> **EXERCISE GOAL**:
As the answer, give a copy of each line below that includes the word "example".

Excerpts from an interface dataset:

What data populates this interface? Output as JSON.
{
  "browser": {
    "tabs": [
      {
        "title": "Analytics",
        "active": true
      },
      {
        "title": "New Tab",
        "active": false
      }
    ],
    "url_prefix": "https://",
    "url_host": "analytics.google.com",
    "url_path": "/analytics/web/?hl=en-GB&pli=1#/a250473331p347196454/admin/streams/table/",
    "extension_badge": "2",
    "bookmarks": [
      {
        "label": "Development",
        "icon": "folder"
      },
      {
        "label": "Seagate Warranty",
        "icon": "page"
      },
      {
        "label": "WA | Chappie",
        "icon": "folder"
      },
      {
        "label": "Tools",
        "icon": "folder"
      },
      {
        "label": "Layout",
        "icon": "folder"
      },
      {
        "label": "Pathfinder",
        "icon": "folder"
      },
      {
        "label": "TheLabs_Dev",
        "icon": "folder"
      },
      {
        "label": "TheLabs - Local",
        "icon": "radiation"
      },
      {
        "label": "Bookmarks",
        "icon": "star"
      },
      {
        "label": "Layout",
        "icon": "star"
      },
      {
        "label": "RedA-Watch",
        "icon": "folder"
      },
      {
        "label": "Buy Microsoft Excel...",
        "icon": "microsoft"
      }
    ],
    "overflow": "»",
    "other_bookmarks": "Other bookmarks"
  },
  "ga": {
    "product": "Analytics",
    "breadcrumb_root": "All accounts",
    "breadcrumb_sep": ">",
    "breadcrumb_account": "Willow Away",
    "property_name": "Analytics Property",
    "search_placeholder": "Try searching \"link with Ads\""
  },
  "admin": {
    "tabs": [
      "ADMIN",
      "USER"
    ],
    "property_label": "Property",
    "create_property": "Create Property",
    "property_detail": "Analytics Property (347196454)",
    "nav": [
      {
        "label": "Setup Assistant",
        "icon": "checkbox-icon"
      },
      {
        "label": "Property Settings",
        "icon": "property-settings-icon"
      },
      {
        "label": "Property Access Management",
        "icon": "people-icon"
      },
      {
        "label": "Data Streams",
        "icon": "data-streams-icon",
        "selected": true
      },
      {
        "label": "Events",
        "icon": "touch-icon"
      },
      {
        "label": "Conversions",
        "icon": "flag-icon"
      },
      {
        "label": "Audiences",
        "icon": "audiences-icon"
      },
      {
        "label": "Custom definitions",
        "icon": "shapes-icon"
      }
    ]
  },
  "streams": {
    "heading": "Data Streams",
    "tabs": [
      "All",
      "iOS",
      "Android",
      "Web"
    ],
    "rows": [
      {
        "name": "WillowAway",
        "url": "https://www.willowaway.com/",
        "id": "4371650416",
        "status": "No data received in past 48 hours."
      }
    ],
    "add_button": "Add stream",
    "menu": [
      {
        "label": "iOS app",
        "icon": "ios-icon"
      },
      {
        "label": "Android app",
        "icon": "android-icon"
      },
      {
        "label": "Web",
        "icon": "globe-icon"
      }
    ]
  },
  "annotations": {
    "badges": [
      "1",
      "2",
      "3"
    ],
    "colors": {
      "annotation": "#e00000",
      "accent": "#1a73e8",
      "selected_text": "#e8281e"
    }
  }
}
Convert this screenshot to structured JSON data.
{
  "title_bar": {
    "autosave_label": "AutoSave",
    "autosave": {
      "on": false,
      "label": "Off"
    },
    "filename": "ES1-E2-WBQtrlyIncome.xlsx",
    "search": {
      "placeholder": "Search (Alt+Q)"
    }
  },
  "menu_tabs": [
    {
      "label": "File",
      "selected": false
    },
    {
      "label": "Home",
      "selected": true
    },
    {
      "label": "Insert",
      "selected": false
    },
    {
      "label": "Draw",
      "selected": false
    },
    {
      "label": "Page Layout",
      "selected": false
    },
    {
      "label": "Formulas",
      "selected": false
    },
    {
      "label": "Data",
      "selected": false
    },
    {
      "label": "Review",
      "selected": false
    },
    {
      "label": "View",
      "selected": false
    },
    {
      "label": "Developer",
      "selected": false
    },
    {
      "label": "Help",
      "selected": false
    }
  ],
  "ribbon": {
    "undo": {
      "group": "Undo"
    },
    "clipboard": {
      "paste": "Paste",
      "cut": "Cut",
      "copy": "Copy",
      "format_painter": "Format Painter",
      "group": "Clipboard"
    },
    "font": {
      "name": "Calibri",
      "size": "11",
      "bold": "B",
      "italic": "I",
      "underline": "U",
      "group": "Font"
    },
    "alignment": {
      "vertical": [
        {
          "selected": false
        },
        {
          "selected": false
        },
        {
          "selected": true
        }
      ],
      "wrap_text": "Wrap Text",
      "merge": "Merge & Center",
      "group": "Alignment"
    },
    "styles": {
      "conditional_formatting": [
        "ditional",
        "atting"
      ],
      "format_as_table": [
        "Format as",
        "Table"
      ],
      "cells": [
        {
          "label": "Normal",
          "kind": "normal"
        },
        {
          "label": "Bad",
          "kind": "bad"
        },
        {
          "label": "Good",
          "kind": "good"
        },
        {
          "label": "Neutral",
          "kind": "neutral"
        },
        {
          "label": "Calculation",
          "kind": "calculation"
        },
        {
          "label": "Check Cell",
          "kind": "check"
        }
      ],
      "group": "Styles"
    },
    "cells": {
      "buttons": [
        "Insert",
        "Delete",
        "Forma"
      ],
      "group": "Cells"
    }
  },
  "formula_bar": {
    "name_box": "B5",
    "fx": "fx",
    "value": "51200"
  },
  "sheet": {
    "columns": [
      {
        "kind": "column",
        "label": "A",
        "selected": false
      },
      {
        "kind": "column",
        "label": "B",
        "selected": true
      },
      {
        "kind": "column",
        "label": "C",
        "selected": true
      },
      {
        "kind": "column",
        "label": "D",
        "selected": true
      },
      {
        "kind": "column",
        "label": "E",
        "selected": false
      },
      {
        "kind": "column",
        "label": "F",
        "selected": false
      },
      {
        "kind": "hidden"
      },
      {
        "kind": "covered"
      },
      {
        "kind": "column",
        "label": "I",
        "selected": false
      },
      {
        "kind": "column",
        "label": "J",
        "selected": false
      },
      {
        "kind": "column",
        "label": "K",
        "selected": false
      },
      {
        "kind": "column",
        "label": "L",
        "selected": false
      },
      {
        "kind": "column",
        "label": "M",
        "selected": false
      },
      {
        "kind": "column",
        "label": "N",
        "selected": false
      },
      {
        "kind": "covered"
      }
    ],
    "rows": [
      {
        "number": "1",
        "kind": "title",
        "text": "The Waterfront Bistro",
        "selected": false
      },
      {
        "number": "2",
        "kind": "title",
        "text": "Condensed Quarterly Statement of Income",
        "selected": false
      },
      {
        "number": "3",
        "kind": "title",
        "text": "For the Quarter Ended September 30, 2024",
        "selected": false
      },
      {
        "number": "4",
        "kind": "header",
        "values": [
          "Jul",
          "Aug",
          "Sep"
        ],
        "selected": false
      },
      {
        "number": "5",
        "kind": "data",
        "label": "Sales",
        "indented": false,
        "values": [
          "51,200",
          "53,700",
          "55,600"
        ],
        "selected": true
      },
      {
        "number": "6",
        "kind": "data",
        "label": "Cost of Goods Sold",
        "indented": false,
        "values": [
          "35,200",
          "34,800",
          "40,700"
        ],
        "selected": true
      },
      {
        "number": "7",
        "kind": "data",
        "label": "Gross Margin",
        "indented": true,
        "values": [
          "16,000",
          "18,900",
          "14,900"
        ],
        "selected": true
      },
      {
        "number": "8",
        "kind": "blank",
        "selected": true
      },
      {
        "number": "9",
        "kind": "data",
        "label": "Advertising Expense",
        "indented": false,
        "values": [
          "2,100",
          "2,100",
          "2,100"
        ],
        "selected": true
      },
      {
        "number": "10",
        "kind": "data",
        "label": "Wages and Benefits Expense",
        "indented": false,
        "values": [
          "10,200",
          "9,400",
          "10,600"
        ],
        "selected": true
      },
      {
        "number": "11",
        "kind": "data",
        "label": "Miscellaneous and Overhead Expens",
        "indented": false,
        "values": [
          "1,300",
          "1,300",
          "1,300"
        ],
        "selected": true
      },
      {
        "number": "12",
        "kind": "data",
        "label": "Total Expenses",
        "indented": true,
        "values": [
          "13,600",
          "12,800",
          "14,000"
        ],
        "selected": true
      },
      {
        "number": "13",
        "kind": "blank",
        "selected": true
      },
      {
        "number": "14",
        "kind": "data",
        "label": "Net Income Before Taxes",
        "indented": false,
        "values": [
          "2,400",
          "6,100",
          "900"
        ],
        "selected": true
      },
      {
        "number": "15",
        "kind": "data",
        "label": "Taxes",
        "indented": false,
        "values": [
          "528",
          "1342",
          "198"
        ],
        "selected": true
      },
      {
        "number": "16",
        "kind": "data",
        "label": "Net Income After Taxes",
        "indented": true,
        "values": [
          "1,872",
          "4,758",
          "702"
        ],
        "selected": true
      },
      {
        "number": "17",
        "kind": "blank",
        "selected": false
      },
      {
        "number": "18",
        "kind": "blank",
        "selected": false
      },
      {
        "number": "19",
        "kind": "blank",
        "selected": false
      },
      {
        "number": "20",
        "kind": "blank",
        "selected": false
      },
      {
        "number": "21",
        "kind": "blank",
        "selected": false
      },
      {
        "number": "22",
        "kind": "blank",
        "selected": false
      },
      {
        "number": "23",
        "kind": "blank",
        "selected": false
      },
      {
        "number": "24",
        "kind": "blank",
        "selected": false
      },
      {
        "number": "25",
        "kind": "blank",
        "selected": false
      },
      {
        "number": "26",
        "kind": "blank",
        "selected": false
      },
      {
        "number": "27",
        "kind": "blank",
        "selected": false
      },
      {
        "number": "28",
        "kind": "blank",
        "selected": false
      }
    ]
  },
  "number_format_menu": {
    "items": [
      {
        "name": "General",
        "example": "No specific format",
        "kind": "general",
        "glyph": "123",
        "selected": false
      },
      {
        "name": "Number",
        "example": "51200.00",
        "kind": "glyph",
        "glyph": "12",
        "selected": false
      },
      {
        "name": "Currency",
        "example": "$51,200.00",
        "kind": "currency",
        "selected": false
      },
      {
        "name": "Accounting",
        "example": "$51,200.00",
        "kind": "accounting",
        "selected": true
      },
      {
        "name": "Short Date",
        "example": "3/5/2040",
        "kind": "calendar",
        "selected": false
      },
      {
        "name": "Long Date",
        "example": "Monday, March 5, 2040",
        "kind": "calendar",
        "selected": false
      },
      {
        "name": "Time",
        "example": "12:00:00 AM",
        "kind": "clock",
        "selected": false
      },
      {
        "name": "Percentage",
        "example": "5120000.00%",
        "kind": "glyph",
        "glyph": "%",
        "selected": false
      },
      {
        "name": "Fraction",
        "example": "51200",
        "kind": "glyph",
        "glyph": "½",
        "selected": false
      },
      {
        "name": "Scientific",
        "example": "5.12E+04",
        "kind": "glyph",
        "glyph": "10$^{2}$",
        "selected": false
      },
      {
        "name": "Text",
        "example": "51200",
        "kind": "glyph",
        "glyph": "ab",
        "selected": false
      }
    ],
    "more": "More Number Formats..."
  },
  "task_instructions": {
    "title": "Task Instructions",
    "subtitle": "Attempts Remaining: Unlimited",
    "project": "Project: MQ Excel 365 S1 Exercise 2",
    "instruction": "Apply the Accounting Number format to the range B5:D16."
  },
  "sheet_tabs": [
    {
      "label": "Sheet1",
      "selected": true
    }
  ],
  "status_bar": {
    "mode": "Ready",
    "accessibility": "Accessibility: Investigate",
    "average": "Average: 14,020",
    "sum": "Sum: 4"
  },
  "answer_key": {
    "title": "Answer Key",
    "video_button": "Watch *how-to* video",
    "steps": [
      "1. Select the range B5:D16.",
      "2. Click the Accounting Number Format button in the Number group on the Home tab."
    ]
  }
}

> **RESPONSE**:
        "example": "No specific format",
        "example": "51200.00",
        "example": "$51,200.00",
        "example": "$51,200.00",
        "example": "3/5/2040",
        "example": "Monday, March 5, 2040",
        "example": "12:00:00 AM",
        "example": "5120000.00%",
        "example": "51200",
        "example": "5.12E+04",
        "example": "51200",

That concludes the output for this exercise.